* Goal of the exercise *
Send back the whole listing untouched.

* Extracted entries *
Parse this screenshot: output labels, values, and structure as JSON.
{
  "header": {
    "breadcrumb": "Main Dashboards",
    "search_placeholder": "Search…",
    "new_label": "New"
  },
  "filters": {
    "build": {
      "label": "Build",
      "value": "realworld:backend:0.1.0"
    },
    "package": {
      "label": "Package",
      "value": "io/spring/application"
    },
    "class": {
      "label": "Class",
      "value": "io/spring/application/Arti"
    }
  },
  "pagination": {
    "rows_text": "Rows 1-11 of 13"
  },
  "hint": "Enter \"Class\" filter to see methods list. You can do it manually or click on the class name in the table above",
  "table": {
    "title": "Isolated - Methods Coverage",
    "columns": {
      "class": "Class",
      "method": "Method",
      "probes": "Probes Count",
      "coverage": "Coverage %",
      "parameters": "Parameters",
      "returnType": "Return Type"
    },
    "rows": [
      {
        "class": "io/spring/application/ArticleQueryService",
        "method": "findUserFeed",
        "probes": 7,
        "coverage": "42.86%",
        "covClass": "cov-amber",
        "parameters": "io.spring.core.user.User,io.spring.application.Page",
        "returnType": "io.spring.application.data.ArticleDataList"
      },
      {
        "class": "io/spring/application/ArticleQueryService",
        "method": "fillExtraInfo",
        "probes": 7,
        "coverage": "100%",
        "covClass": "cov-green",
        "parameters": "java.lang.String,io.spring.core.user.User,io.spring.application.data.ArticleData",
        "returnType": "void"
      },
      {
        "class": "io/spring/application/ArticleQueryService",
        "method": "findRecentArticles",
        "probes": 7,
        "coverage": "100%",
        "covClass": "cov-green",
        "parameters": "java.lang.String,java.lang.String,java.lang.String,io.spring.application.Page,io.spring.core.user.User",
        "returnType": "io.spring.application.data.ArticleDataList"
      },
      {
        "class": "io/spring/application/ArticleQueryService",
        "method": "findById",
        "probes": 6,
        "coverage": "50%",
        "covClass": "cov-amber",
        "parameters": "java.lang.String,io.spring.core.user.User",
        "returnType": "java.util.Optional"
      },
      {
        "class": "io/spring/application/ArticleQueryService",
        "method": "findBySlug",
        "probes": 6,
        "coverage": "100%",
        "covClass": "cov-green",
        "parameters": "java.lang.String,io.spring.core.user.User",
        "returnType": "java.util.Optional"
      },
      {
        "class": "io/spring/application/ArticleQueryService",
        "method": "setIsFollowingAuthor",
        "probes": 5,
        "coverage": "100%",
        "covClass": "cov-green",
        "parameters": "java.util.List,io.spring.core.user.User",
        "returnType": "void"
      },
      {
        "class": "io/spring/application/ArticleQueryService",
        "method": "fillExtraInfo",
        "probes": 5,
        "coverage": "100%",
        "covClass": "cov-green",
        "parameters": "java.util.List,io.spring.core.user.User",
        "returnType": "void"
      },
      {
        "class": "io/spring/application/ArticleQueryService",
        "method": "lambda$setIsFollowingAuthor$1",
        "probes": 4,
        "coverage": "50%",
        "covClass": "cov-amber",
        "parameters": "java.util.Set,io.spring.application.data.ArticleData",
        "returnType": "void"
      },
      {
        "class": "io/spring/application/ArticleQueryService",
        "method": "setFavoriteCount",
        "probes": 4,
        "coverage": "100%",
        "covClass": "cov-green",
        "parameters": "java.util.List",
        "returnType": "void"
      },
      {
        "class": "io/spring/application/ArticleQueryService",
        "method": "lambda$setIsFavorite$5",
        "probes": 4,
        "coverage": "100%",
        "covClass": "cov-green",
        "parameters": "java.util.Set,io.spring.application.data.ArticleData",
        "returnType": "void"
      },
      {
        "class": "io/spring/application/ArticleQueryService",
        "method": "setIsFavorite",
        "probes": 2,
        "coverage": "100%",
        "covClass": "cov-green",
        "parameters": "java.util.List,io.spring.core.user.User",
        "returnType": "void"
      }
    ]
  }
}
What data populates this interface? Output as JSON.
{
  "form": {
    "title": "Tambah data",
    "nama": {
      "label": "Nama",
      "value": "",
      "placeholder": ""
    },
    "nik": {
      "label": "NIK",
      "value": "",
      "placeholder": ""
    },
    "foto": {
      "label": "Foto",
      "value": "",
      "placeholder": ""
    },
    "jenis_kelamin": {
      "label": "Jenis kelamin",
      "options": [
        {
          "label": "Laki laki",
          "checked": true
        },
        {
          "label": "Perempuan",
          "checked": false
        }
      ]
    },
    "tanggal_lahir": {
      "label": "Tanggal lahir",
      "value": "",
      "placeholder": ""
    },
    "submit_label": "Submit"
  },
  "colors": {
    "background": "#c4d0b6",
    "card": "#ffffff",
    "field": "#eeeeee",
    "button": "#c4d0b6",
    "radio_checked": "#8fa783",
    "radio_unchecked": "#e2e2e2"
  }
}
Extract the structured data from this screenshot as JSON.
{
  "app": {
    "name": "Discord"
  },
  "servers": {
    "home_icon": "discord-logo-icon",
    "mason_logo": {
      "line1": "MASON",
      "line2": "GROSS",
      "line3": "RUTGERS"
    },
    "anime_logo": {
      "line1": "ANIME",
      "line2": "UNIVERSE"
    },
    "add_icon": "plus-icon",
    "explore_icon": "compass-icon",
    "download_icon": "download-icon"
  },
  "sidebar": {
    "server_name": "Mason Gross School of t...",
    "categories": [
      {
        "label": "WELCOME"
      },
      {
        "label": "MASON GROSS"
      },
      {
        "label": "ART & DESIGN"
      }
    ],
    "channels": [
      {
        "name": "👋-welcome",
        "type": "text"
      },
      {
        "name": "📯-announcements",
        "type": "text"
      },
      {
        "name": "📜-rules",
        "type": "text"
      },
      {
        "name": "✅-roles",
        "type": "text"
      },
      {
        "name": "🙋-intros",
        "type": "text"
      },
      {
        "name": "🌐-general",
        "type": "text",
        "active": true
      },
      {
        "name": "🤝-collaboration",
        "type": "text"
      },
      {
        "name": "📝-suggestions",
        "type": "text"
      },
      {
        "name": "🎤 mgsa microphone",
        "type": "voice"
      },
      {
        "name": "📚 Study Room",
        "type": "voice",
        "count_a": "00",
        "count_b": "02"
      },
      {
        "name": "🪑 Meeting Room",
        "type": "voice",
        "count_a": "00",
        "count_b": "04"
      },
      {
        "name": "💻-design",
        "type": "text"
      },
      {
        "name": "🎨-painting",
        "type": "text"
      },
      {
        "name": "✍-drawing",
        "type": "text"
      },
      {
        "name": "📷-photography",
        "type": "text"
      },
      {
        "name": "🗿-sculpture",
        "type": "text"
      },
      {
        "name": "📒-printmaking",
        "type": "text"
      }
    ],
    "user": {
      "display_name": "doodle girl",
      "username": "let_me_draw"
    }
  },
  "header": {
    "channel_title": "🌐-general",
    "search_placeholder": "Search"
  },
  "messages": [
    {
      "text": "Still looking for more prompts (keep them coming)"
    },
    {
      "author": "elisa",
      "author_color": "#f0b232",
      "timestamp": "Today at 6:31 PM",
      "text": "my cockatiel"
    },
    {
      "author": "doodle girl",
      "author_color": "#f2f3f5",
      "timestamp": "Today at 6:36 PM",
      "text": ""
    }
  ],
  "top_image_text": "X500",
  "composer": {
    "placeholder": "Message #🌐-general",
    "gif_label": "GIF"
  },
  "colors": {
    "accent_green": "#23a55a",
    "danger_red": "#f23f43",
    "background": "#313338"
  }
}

* Output below *
Parse this screenshot: output labels, values, and structure as JSON.
{
  "header": {
    "breadcrumb": "Main Dashboards",
    "search_placeholder": "Search…",
    "new_label": "New"
  },
  "filters": {
    "build": {
      "label": "Build",
      "value": "realworld:backend:0.1.0"
    },
    "package": {
      "label": "Package",
      "value": "io/spring/application"
    },
    "class": {
      "label": "Class",
      "value": "io/spring/application/Arti"
    }
  },
  "pagination": {
    "rows_text": "Rows 1-11 of 13"
  },
  "hint": "Enter \"Class\" filter to see methods list. You can do it manually or click on the class name in the table above",
  "table": {
    "title": "Isolated - Methods Coverage",
    "columns": {
      "class": "Class",
      "method": "Method",
      "probes": "Probes Count",
      "coverage": "Coverage %",
      "parameters": "Parameters",
      "returnType": "Return Type"
    },
    "rows": [
      {
        "class": "io/spring/application/ArticleQueryService",
        "method": "findUserFeed",
        "probes": 7,
        "coverage": "42.86%",
        "covClass": "cov-amber",
        "parameters": "io.spring.core.user.User,io.spring.application.Page",
        "returnType": "io.spring.application.data.ArticleDataList"
      },
      {
        "class": "io/spring/application/ArticleQueryService",
        "method": "fillExtraInfo",
        "probes": 7,
        "coverage": "100%",
        "covClass": "cov-green",
        "parameters": "java.lang.String,io.spring.core.user.User,io.spring.application.data.ArticleData",
        "returnType": "void"
      },
      {
        "class": "io/spring/application/ArticleQueryService",
        "method": "findRecentArticles",
        "probes": 7,
        "coverage": "100%",
        "covClass": "cov-green",
        "parameters": "java.lang.String,java.lang.String,java.lang.String,io.spring.application.Page,io.spring.core.user.User",
        "returnType": "io.spring.application.data.ArticleDataList"
      },
      {
        "class": "io/spring/application/ArticleQueryService",
        "method": "findById",
        "probes": 6,
        "coverage": "50%",
        "covClass": "cov-amber",
        "parameters": "java.lang.String,io.spring.core.user.User",
        "returnType": "java.util.Optional"
      },
      {
        "class": "io/spring/application/ArticleQueryService",
        "method": "findBySlug",
        "probes": 6,
        "coverage": "100%",
        "covClass": "cov-green",
        "parameters": "java.lang.String,io.spring.core.user.User",
        "returnType": "java.util.Optional"
      },
      {
        "class": "io/spring/application/ArticleQueryService",
        "method": "setIsFollowingAuthor",
        "probes": 5,
        "coverage": "100%",
        "covClass": "cov-green",
        "parameters": "java.util.List,io.spring.core.user.User",
        "returnType": "void"
      },
      {
        "class": "io/spring/application/ArticleQueryService",
        "method": "fillExtraInfo",
        "probes": 5,
        "coverage": "100%",
        "covClass": "cov-green",
        "parameters": "java.util.List,io.spring.core.user.User",
        "returnType": "void"
      },
      {
        "class": "io/spring/application/ArticleQueryService",
        "method": "lambda$setIsFollowingAuthor$1",
        "probes": 4,
        "coverage": "50%",
        "covClass": "cov-amber",
        "parameters": "java.util.Set,io.spring.application.data.ArticleData",
        "returnType": "void"
      },
      {
        "class": "io/spring/application/ArticleQueryService",
        "method": "setFavoriteCount",
        "probes": 4,
        "coverage": "100%",
        "covClass": "cov-green",
        "parameters": "java.util.List",
        "returnType": "void"
      },
      {
        "class": "io/spring/application/ArticleQueryService",
        "method": "lambda$setIsFavorite$5",
        "probes": 4,
        "coverage": "100%",
        "covClass": "cov-green",
        "parameters": "java.util.Set,io.spring.application.data.ArticleData",
        "returnType": "void"
      },
      {
        "class": "io/spring/application/ArticleQueryService",
        "method": "setIsFavorite",
        "probes": 2,
        "coverage": "100%",
        "covClass": "cov-green",
        "parameters": "java.util.List,io.spring.core.user.User",
        "returnType": "void"
      }
    ]
  }
}
What data populates this interface? Output as JSON.
{
  "form": {
    "title": "Tambah data",
    "nama": {
      "label": "Nama",
      "value": "",
      "placeholder": ""
    },
    "nik": {
      "label": "NIK",
      "value": "",
      "placeholder": ""
    },
    "foto": {
      "label": "Foto",
      "value": "",
      "placeholder": ""
    },
    "jenis_kelamin": {
      "label": "Jenis kelamin",
      "options": [
        {
          "label": "Laki laki",
          "checked": true
        },
        {
          "label": "Perempuan",
          "checked": false
        }
      ]
    },
    "tanggal_lahir": {
      "label": "Tanggal lahir",
      "value": "",
      "placeholder": ""
    },
    "submit_label": "Submit"
  },
  "colors": {
    "background": "#c4d0b6",
    "card": "#ffffff",
    "field": "#eeeeee",
    "button": "#c4d0b6",
    "radio_checked": "#8fa783",
    "radio_unchecked": "#e2e2e2"
  }
}
Extract the structured data from this screenshot as JSON.
{
  "app": {
    "name": "Discord"
  },
  "servers": {
    "home_icon": "discord-logo-icon",
    "mason_logo": {
      "line1": "MASON",
      "line2": "GROSS",
      "line3": "RUTGERS"
    },
    "anime_logo": {
      "line1": "ANIME",
      "line2": "UNIVERSE"
    },
    "add_icon": "plus-icon",
    "explore_icon": "compass-icon",
    "download_icon": "download-icon"
  },
  "sidebar": {
    "server_name": "Mason Gross School of t...",
    "categories": [
      {
        "label": "WELCOME"
      },
      {
        "label": "MASON GROSS"
      },
      {
        "label": "ART & DESIGN"
      }
    ],
    "channels": [
      {
        "name": "👋-welcome",
        "type": "text"
      },
      {
        "name": "📯-announcements",
        "type": "text"
      },
      {
        "name": "📜-rules",
        "type": "text"
      },
      {
        "name": "✅-roles",
        "type": "text"
      },
      {
        "name": "🙋-intros",
        "type": "text"
      },
      {
        "name": "🌐-general",
        "type": "text",
        "active": true
      },
      {
        "name": "🤝-collaboration",
        "type": "text"
      },
      {
        "name": "📝-suggestions",
        "type": "text"
      },
      {
        "name": "🎤 mgsa microphone",
        "type": "voice"
      },
      {
        "name": "📚 Study Room",
        "type": "voice",
        "count_a": "00",
        "count_b": "02"
      },
      {
        "name": "🪑 Meeting Room",
        "type": "voice",
        "count_a": "00",
        "count_b": "04"
      },
      {
        "name": "💻-design",
        "type": "text"
      },
      {
        "name": "🎨-painting",
        "type": "text"
      },
      {
        "name": "✍-drawing",
        "type": "text"
      },
      {
        "name": "📷-photography",
        "type": "text"
      },
      {
        "name": "🗿-sculpture",
        "type": "text"
      },
      {
        "name": "📒-printmaking",
        "type": "text"
      }
    ],
    "user": {
      "display_name": "doodle girl",
      "username": "let_me_draw"
    }
  },
  "header": {
    "channel_title": "🌐-general",
    "search_placeholder": "Search"
  },
  "messages": [
    {
      "text": "Still looking for more prompts (keep them coming)"
    },
    {
      "author": "elisa",
      "author_color": "#f0b232",
      "timestamp": "Today at 6:31 PM",
      "text": "my cockatiel"
    },
    {
      "author": "doodle girl",
      "author_color": "#f2f3f5",
      "timestamp": "Today at 6:36 PM",
      "text": ""
    }
  ],
  "top_image_text": "X500",
  "composer": {
    "placeholder": "Message #🌐-general",
    "gif_label": "GIF"
  },
  "colors": {
    "accent_green": "#23a55a",
    "danger_red": "#f23f43",
    "background": "#313338"
  }
}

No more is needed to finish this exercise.